• **TASK BRIEF**:
Retype each entry. Leave every word as it is.

• **SUPPLIED RECORDS**:
________________________________________
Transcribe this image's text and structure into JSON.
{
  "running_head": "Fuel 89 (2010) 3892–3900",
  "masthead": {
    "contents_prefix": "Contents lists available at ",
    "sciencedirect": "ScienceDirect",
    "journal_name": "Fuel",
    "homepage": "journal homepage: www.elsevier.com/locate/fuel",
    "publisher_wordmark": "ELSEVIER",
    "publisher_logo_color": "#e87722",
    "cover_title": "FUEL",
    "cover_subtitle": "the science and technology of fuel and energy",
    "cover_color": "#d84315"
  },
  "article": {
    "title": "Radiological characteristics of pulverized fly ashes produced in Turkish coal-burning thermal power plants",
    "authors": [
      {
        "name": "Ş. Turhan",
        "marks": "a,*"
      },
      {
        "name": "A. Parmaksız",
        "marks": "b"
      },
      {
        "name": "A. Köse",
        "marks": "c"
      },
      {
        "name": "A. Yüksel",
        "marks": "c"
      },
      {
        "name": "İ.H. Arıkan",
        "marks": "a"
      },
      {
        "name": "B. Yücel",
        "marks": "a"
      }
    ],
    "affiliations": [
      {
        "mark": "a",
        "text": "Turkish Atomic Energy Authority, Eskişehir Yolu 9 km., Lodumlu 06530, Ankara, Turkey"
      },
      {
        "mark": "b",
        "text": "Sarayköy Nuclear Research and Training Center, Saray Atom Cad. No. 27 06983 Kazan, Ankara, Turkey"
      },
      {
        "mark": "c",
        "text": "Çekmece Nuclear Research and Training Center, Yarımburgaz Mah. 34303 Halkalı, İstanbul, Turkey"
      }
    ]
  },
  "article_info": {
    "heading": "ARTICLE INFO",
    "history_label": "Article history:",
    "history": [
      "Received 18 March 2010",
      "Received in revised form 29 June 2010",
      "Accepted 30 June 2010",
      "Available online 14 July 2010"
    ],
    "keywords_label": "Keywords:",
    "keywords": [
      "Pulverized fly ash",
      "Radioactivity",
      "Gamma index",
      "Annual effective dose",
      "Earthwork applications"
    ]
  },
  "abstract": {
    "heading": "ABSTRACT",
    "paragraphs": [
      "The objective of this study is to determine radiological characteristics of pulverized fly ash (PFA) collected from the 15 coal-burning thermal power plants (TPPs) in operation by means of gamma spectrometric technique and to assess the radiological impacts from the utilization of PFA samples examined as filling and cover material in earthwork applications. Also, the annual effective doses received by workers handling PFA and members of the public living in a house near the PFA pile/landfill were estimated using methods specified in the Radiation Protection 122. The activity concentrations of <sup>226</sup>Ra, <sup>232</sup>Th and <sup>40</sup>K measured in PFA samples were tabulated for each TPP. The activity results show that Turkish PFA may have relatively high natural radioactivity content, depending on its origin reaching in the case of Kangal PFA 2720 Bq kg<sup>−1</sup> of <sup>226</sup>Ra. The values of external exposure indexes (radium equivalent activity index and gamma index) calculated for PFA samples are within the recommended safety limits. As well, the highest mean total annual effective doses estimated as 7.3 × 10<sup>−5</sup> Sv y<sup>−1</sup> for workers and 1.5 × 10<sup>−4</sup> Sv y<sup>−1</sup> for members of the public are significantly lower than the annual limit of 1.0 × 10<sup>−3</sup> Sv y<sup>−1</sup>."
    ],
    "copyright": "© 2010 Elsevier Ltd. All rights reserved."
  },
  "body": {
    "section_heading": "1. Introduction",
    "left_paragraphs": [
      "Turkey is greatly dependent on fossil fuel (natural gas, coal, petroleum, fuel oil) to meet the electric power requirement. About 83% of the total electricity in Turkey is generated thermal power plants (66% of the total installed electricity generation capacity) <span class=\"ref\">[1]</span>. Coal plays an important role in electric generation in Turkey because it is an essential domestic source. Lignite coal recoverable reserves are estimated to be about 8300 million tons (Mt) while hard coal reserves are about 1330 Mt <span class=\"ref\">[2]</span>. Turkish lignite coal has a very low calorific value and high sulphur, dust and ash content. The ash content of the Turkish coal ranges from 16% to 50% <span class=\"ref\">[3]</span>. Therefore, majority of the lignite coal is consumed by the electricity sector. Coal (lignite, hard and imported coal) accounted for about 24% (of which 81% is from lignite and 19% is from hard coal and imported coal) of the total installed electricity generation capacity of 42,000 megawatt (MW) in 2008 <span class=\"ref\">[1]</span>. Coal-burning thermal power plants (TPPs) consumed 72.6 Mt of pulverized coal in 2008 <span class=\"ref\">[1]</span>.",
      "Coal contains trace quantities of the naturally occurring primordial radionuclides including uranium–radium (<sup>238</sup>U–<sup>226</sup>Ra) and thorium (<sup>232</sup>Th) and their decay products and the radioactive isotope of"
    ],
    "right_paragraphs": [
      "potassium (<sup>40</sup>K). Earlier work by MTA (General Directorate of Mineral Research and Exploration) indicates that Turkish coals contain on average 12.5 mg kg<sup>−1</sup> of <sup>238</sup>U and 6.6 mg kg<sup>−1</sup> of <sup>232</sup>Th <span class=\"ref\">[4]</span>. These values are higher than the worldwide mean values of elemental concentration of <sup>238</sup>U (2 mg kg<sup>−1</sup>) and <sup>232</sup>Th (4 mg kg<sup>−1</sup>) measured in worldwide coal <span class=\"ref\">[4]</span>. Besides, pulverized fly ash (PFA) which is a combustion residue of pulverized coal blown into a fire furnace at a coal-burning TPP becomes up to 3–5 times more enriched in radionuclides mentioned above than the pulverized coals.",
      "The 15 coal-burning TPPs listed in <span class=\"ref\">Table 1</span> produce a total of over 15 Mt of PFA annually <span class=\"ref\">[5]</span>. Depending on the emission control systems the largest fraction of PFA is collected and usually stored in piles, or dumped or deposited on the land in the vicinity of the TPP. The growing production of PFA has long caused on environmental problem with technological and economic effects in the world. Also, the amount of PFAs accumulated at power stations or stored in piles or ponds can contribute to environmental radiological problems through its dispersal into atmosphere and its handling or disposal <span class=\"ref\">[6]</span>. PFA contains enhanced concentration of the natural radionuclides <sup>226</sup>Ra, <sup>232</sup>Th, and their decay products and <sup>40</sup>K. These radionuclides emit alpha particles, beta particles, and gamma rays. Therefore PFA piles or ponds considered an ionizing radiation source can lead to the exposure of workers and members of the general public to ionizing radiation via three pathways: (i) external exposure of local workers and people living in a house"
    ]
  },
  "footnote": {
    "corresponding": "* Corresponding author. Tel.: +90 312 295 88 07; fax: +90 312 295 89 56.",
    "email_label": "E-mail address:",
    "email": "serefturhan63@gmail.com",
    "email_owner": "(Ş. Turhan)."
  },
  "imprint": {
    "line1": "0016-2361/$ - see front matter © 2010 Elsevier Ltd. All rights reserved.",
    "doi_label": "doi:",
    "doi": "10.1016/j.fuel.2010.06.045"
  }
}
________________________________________
• **OUTPUT FOR THIS TASK**:
Transcribe this image's text and structure into JSON.
{
  "running_head": "Fuel 89 (2010) 3892–3900",
  "masthead": {
    "contents_prefix": "Contents lists available at ",
    "sciencedirect": "ScienceDirect",
    "journal_name": "Fuel",
    "homepage": "journal homepage: www.elsevier.com/locate/fuel",
    "publisher_wordmark": "ELSEVIER",
    "publisher_logo_color": "#e87722",
    "cover_title": "FUEL",
    "cover_subtitle": "the science and technology of fuel and energy",
    "cover_color": "#d84315"
  },
  "article": {
    "title": "Radiological characteristics of pulverized fly ashes produced in Turkish coal-burning thermal power plants",
    "authors": [
      {
        "name": "Ş. Turhan",
        "marks": "a,*"
      },
      {
        "name": "A. Parmaksız",
        "marks": "b"
      },
      {
        "name": "A. Köse",
        "marks": "c"
      },
      {
        "name": "A. Yüksel",
        "marks": "c"
      },
      {
        "name": "İ.H. Arıkan",
        "marks": "a"
      },
      {
        "name": "B. Yücel",
        "marks": "a"
      }
    ],
    "affiliations": [
      {
        "mark": "a",
        "text": "Turkish Atomic Energy Authority, Eskişehir Yolu 9 km., Lodumlu 06530, Ankara, Turkey"
      },
      {
        "mark": "b",
        "text": "Sarayköy Nuclear Research and Training Center, Saray Atom Cad. No. 27 06983 Kazan, Ankara, Turkey"
      },
      {
        "mark": "c",
        "text": "Çekmece Nuclear Research and Training Center, Yarımburgaz Mah. 34303 Halkalı, İstanbul, Turkey"
      }
    ]
  },
  "article_info": {
    "heading": "ARTICLE INFO",
    "history_label": "Article history:",
    "history": [
      "Received 18 March 2010",
      "Received in revised form 29 June 2010",
      "Accepted 30 June 2010",
      "Available online 14 July 2010"
    ],
    "keywords_label": "Keywords:",
    "keywords": [
      "Pulverized fly ash",
      "Radioactivity",
      "Gamma index",
      "Annual effective dose",
      "Earthwork applications"
    ]
  },
  "abstract": {
    "heading": "ABSTRACT",
    "paragraphs": [
      "The objective of this study is to determine radiological characteristics of pulverized fly ash (PFA) collected from the 15 coal-burning thermal power plants (TPPs) in operation by means of gamma spectrometric technique and to assess the radiological impacts from the utilization of PFA samples examined as filling and cover material in earthwork applications. Also, the annual effective doses received by workers handling PFA and members of the public living in a house near the PFA pile/landfill were estimated using methods specified in the Radiation Protection 122. The activity concentrations of <sup>226</sup>Ra, <sup>232</sup>Th and <sup>40</sup>K measured in PFA samples were tabulated for each TPP. The activity results show that Turkish PFA may have relatively high natural radioactivity content, depending on its origin reaching in the case of Kangal PFA 2720 Bq kg<sup>−1</sup> of <sup>226</sup>Ra. The values of external exposure indexes (radium equivalent activity index and gamma index) calculated for PFA samples are within the recommended safety limits. As well, the highest mean total annual effective doses estimated as 7.3 × 10<sup>−5</sup> Sv y<sup>−1</sup> for workers and 1.5 × 10<sup>−4</sup> Sv y<sup>−1</sup> for members of the public are significantly lower than the annual limit of 1.0 × 10<sup>−3</sup> Sv y<sup>−1</sup>."
    ],
    "copyright": "© 2010 Elsevier Ltd. All rights reserved."
  },
  "body": {
    "section_heading": "1. Introduction",
    "left_paragraphs": [
      "Turkey is greatly dependent on fossil fuel (natural gas, coal, petroleum, fuel oil) to meet the electric power requirement. About 83% of the total electricity in Turkey is generated thermal power plants (66% of the total installed electricity generation capacity) <span class=\"ref\">[1]</span>. Coal plays an important role in electric generation in Turkey because it is an essential domestic source. Lignite coal recoverable reserves are estimated to be about 8300 million tons (Mt) while hard coal reserves are about 1330 Mt <span class=\"ref\">[2]</span>. Turkish lignite coal has a very low calorific value and high sulphur, dust and ash content. The ash content of the Turkish coal ranges from 16% to 50% <span class=\"ref\">[3]</span>. Therefore, majority of the lignite coal is consumed by the electricity sector. Coal (lignite, hard and imported coal) accounted for about 24% (of which 81% is from lignite and 19% is from hard coal and imported coal) of the total installed electricity generation capacity of 42,000 megawatt (MW) in 2008 <span class=\"ref\">[1]</span>. Coal-burning thermal power plants (TPPs) consumed 72.6 Mt of pulverized coal in 2008 <span class=\"ref\">[1]</span>.",
      "Coal contains trace quantities of the naturally occurring primordial radionuclides including uranium–radium (<sup>238</sup>U–<sup>226</sup>Ra) and thorium (<sup>232</sup>Th) and their decay products and the radioactive isotope of"
    ],
    "right_paragraphs": [
      "potassium (<sup>40</sup>K). Earlier work by MTA (General Directorate of Mineral Research and Exploration) indicates that Turkish coals contain on average 12.5 mg kg<sup>−1</sup> of <sup>238</sup>U and 6.6 mg kg<sup>−1</sup> of <sup>232</sup>Th <span class=\"ref\">[4]</span>. These values are higher than the worldwide mean values of elemental concentration of <sup>238</sup>U (2 mg kg<sup>−1</sup>) and <sup>232</sup>Th (4 mg kg<sup>−1</sup>) measured in worldwide coal <span class=\"ref\">[4]</span>. Besides, pulverized fly ash (PFA) which is a combustion residue of pulverized coal blown into a fire furnace at a coal-burning TPP becomes up to 3–5 times more enriched in radionuclides mentioned above than the pulverized coals.",
      "The 15 coal-burning TPPs listed in <span class=\"ref\">Table 1</span> produce a total of over 15 Mt of PFA annually <span class=\"ref\">[5]</span>. Depending on the emission control systems the largest fraction of PFA is collected and usually stored in piles, or dumped or deposited on the land in the vicinity of the TPP. The growing production of PFA has long caused on environmental problem with technological and economic effects in the world. Also, the amount of PFAs accumulated at power stations or stored in piles or ponds can contribute to environmental radiological problems through its dispersal into atmosphere and its handling or disposal <span class=\"ref\">[6]</span>. PFA contains enhanced concentration of the natural radionuclides <sup>226</sup>Ra, <sup>232</sup>Th, and their decay products and <sup>40</sup>K. These radionuclides emit alpha particles, beta particles, and gamma rays. Therefore PFA piles or ponds considered an ionizing radiation source can lead to the exposure of workers and members of the general public to ionizing radiation via three pathways: (i) external exposure of local workers and people living in a house"
    ]
  },
  "footnote": {
    "corresponding": "* Corresponding author. Tel.: +90 312 295 88 07; fax: +90 312 295 89 56.",
    "email_label": "E-mail address:",
    "email": "serefturhan63@gmail.com",
    "email_owner": "(Ş. Turhan)."
  },
  "imprint": {
    "line1": "0016-2361/$ - see front matter © 2010 Elsevier Ltd. All rights reserved.",
    "doi_label": "doi:",
    "doi": "10.1016/j.fuel.2010.06.045"
  }
}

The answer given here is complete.